The decision follows a recommendation by the Burden Reduction Task Force (“Task Force”). The Task Force has a mandate to identify and reduce unnecessary burdens while protecting investors and Ontario’s capital markets. In referring to the process’ historical beginnings in 1997, the OSC underscored why the exemptive relief process is outdated in 2019.[4] When the OSC introduced the 1997 Approval, managers were subject to fewer forms of regulatory control and the registration category of “investment fund manager” did not exist. The securities regulatory framework has since evolved and investment fund manager is now a specific category of registration that is subject to regulatory scrutiny and a statutory fiduciary duty to act in the best interests of the fund.

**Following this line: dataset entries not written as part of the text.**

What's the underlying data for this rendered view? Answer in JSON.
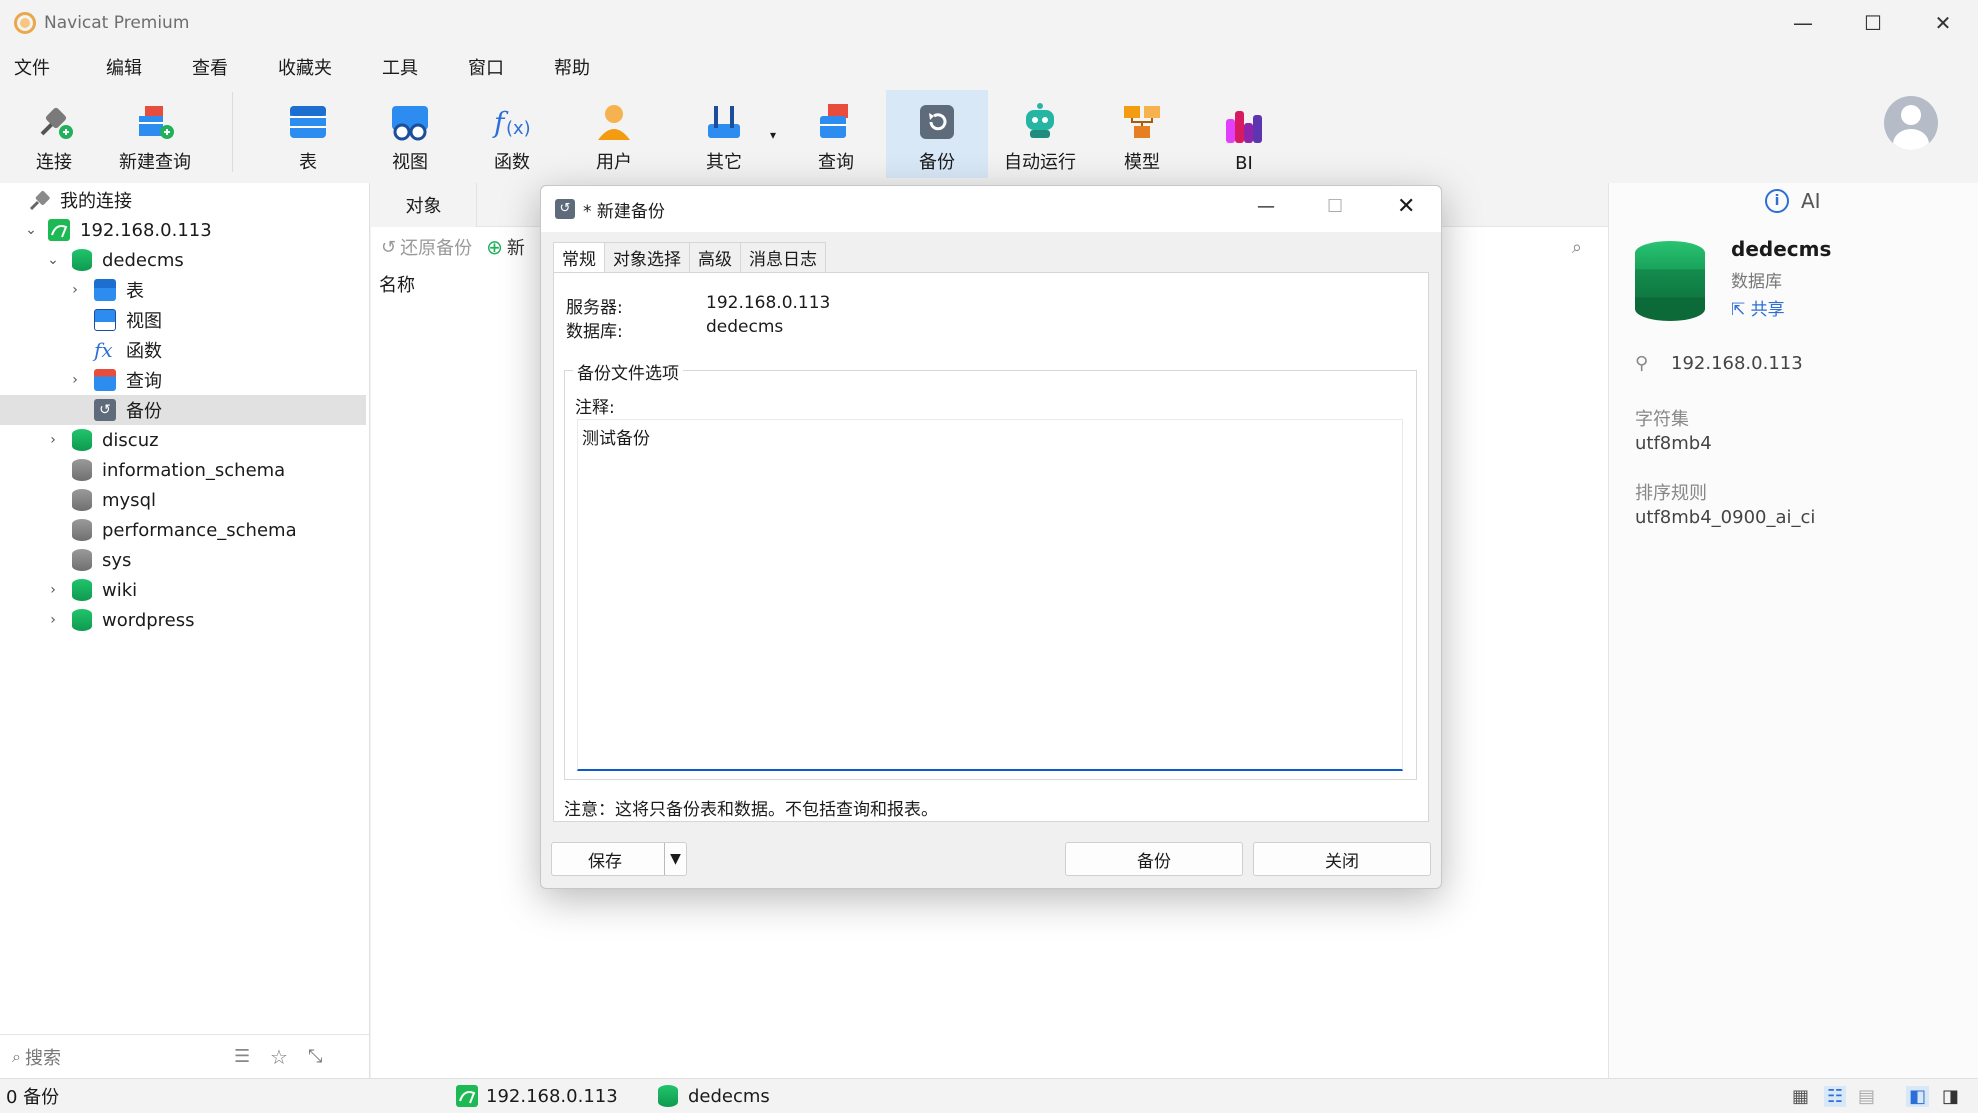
{
  "app": {
    "title": "Navicat Premium"
  },
  "menu": [
    "文件",
    "编辑",
    "查看",
    "收藏夹",
    "工具",
    "窗口",
    "帮助"
  ],
  "toolbar": {
    "connect": "连接",
    "new_query": "新建查询",
    "table": "表",
    "view": "视图",
    "function": "函数",
    "user": "用户",
    "other": "其它",
    "query": "查询",
    "backup": "备份",
    "automation": "自动运行",
    "model": "模型",
    "bi": "BI"
  },
  "tree": {
    "root": "我的连接",
    "connection": "192.168.0.113",
    "db_selected": "dedecms",
    "children": {
      "table": "表",
      "view": "视图",
      "function": "函数",
      "query": "查询",
      "backup": "备份"
    },
    "databases": [
      "discuz",
      "information_schema",
      "mysql",
      "performance_schema",
      "sys",
      "wiki",
      "wordpress"
    ]
  },
  "left_search": {
    "placeholder": "搜索"
  },
  "center": {
    "tab": "对象",
    "restore_backup": "还原备份",
    "new_backup_partial": "新",
    "col_name": "名称"
  },
  "dialog": {
    "title": "* 新建备份",
    "tabs": [
      "常规",
      "对象选择",
      "高级",
      "消息日志"
    ],
    "server_label": "服务器:",
    "server_value": "192.168.0.113",
    "database_label": "数据库:",
    "database_value": "dedecms",
    "group_title": "备份文件选项",
    "comment_label": "注释:",
    "comment_value": "测试备份",
    "note": "注意：这将只备份表和数据。不包括查询和报表。",
    "save_button": "保存",
    "backup_button": "备份",
    "close_button": "关闭"
  },
  "right_panel": {
    "ai_label": "AI",
    "db_name": "dedecms",
    "db_type": "数据库",
    "share": "共享",
    "host": "192.168.0.113",
    "charset_label": "字符集",
    "charset_value": "utf8mb4",
    "collation_label": "排序规则",
    "collation_value": "utf8mb4_0900_ai_ci"
  },
  "status": {
    "count": "0 备份",
    "connection": "192.168.0.113",
    "database": "dedecms"
  },
  "colors": {
    "accent": "#0b5cc8",
    "db_green": "#12a85a",
    "selected_tool": "#d9e8f7"
  }
}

Moratorium on Late Fees for OBAs Receives Ministerial Approval[5]

On July 9, 2019, the OSC confirmed that amendments to the Fee Rule implementing the moratorium on fees for delayed OBA filings previously announced on May 15, 2019[6] had received Ministerial approval. The moratorium applies to the late reporting of OBAs or modified OBAs that began on or after January 1, 2019 and will continue until December 31, 2021.  However, the late reporting of OBAs or modified OBAs that occurred prior to January 1, 2019 will still be subject to fees (calculated up to January 1, 2019). Fees will also continue to be charged for other required regulatory filings that are made past the applicable deadline.

Registrants are required to file OBA disclosure within ten (10) business days of a new or modified OBA.[7] Prior to the moratorium, OBA disclosures made after the ten (10) business day deadline were subject to a late filing fee of $100 per business day, subject to annual fee limitations.

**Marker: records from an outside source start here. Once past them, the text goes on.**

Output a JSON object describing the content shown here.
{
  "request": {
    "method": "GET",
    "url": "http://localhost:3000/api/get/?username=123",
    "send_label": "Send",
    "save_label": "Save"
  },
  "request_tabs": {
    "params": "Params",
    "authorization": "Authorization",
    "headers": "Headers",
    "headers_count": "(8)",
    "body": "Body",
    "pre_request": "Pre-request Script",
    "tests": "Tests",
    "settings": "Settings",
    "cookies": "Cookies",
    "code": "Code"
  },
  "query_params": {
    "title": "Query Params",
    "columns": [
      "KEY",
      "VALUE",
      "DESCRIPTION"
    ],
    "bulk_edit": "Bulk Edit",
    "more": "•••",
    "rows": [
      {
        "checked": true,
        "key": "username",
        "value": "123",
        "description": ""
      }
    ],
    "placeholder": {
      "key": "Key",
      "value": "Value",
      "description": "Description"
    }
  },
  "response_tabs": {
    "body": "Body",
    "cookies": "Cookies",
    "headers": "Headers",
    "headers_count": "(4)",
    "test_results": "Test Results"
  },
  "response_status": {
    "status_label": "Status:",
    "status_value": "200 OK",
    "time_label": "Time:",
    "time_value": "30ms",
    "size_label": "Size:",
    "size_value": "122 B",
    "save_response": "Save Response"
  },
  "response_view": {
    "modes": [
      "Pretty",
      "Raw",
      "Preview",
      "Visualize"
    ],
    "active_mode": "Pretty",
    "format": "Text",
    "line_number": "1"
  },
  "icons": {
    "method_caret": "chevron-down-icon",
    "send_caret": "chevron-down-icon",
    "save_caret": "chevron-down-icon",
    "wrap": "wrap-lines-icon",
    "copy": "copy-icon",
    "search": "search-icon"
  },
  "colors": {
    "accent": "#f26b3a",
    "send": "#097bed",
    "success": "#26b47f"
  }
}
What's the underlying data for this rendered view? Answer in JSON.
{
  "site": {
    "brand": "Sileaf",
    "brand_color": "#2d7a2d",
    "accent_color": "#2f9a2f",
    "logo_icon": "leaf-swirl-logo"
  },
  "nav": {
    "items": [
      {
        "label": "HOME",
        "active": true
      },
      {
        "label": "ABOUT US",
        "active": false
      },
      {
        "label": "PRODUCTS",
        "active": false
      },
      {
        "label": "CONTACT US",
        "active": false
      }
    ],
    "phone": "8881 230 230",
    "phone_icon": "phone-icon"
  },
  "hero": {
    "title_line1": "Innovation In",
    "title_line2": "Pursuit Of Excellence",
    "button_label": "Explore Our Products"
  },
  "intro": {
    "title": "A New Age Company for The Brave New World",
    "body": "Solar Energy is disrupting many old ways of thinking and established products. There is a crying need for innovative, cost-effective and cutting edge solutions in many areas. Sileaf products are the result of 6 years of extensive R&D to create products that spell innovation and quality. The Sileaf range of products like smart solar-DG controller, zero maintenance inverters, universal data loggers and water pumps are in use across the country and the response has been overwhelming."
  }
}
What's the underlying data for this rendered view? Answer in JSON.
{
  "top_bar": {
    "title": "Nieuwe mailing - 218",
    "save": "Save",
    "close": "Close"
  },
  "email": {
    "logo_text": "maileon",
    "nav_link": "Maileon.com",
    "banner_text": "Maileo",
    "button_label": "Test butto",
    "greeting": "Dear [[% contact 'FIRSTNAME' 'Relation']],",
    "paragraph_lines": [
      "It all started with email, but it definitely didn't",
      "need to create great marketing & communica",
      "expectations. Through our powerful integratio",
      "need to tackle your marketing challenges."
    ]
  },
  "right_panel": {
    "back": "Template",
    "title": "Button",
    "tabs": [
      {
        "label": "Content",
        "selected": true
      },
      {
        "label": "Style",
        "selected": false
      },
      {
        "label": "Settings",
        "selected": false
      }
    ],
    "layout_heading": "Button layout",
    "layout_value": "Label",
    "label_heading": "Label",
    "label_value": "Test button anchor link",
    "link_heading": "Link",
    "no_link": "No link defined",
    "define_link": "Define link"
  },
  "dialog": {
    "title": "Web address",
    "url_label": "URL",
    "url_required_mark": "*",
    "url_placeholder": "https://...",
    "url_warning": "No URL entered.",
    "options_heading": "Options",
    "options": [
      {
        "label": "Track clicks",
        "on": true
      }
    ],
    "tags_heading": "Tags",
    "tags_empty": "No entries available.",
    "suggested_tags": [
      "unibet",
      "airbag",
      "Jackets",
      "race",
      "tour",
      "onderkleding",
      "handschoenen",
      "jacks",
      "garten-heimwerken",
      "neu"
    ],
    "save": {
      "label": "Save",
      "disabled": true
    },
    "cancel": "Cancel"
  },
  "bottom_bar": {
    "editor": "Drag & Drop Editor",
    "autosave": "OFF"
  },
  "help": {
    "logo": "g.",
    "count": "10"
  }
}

The OSC uses OBA disclosure to help identify and address potential conflicts of interest which may arise for registrants as a result of such activities. In the course of its consultations, the Task Force identified the OBA reporting regime as an area for burden reduction. The decision to introduce the moratorium was based in part on feedback from registrants who indicated that they frequently encountered confusion in identifying and determining what activities constituted an OBA or a modified OBA within the required reporting period. The OSC intends to use the two-year moratorium period to clarify the OBA disclosure regime.

The moratorium will assist in reducing registrants’ compliance costs and operating expenses. The OSC expects that, cumulatively, Ontario registrants will save over $700,000 as a result of the two-year late fee moratorium.[8]

The amendments to the Fee Rule implementing the moratorium will come into force on July 25, 2019.

For more information on the Task Force, visit this link.

Please do not hesitate to reach out to a member of the McMillan Investment Funds and Asset Management Group at McMillan LLP if you have any questions with respect to the information above.

Source: MCMillan